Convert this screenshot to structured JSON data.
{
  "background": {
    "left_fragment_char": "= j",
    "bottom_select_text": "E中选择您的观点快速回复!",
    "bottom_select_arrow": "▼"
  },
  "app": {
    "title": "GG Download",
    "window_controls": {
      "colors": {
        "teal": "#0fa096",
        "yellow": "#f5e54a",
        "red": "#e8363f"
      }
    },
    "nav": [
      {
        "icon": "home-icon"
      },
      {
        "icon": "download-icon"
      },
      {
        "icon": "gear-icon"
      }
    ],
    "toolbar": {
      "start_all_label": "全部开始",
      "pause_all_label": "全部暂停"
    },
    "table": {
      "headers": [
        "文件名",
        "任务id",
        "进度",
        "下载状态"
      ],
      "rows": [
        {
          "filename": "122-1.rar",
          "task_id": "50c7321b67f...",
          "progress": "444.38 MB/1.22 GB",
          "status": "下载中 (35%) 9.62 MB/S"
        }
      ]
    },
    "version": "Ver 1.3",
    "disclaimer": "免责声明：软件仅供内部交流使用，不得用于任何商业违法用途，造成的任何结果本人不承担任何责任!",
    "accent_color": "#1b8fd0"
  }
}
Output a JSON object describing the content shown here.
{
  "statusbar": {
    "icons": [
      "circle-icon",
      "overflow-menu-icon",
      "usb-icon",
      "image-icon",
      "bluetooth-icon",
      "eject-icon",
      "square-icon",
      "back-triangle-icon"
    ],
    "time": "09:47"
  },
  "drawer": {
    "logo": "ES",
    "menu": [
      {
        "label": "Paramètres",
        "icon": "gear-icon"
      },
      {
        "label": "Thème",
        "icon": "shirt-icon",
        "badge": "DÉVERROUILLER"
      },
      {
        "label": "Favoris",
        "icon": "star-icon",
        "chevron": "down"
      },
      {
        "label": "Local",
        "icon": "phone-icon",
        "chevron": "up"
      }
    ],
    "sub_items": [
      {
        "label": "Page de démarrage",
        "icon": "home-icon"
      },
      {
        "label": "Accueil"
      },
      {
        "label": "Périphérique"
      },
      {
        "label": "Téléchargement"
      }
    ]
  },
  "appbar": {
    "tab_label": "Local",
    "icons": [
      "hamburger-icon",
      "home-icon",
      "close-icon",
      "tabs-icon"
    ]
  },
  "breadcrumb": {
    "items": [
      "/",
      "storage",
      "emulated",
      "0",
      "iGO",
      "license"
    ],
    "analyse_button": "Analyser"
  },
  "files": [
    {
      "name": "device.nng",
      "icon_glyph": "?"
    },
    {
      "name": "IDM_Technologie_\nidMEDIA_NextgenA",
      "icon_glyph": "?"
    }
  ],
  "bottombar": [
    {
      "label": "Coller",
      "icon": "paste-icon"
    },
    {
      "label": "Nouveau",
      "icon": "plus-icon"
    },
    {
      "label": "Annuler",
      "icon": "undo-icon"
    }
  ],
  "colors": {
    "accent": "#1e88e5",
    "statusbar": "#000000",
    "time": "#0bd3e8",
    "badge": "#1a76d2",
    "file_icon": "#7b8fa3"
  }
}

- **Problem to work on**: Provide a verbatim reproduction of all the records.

- **Written response**:
Convert this screenshot to structured JSON data.
{
  "background": {
    "left_fragment_char": "= j",
    "bottom_select_text": "E中选择您的观点快速回复!",
    "bottom_select_arrow": "▼"
  },
  "app": {
    "title": "GG Download",
    "window_controls": {
      "colors": {
        "teal": "#0fa096",
        "yellow": "#f5e54a",
        "red": "#e8363f"
      }
    },
    "nav": [
      {
        "icon": "home-icon"
      },
      {
        "icon": "download-icon"
      },
      {
        "icon": "gear-icon"
      }
    ],
    "toolbar": {
      "start_all_label": "全部开始",
      "pause_all_label": "全部暂停"
    },
    "table": {
      "headers": [
        "文件名",
        "任务id",
        "进度",
        "下载状态"
      ],
      "rows": [
        {
          "filename": "122-1.rar",
          "task_id": "50c7321b67f...",
          "progress": "444.38 MB/1.22 GB",
          "status": "下载中 (35%) 9.62 MB/S"
        }
      ]
    },
    "version": "Ver 1.3",
    "disclaimer": "免责声明：软件仅供内部交流使用，不得用于任何商业违法用途，造成的任何结果本人不承担任何责任!",
    "accent_color": "#1b8fd0"
  }
}
Output a JSON object describing the content shown here.
{
  "statusbar": {
    "icons": [
      "circle-icon",
      "overflow-menu-icon",
      "usb-icon",
      "image-icon",
      "bluetooth-icon",
      "eject-icon",
      "square-icon",
      "back-triangle-icon"
    ],
    "time": "09:47"
  },
  "drawer": {
    "logo": "ES",
    "menu": [
      {
        "label": "Paramètres",
        "icon": "gear-icon"
      },
      {
        "label": "Thème",
        "icon": "shirt-icon",
        "badge": "DÉVERROUILLER"
      },
      {
        "label": "Favoris",
        "icon": "star-icon",
        "chevron": "down"
      },
      {
        "label": "Local",
        "icon": "phone-icon",
        "chevron": "up"
      }
    ],
    "sub_items": [
      {
        "label": "Page de démarrage",
        "icon": "home-icon"
      },
      {
        "label": "Accueil"
      },
      {
        "label": "Périphérique"
      },
      {
        "label": "Téléchargement"
      }
    ]
  },
  "appbar": {
    "tab_label": "Local",
    "icons": [
      "hamburger-icon",
      "home-icon",
      "close-icon",
      "tabs-icon"
    ]
  },
  "breadcrumb": {
    "items": [
      "/",
      "storage",
      "emulated",
      "0",
      "iGO",
      "license"
    ],
    "analyse_button": "Analyser"
  },
  "files": [
    {
      "name": "device.nng",
      "icon_glyph": "?"
    },
    {
      "name": "IDM_Technologie_\nidMEDIA_NextgenA",
      "icon_glyph": "?"
    }
  ],
  "bottombar": [
    {
      "label": "Coller",
      "icon": "paste-icon"
    },
    {
      "label": "Nouveau",
      "icon": "plus-icon"
    },
    {
      "label": "Annuler",
      "icon": "undo-icon"
    }
  ],
  "colors": {
    "accent": "#1e88e5",
    "statusbar": "#000000",
    "time": "#0bd3e8",
    "badge": "#1a76d2",
    "file_icon": "#7b8fa3"
  }
}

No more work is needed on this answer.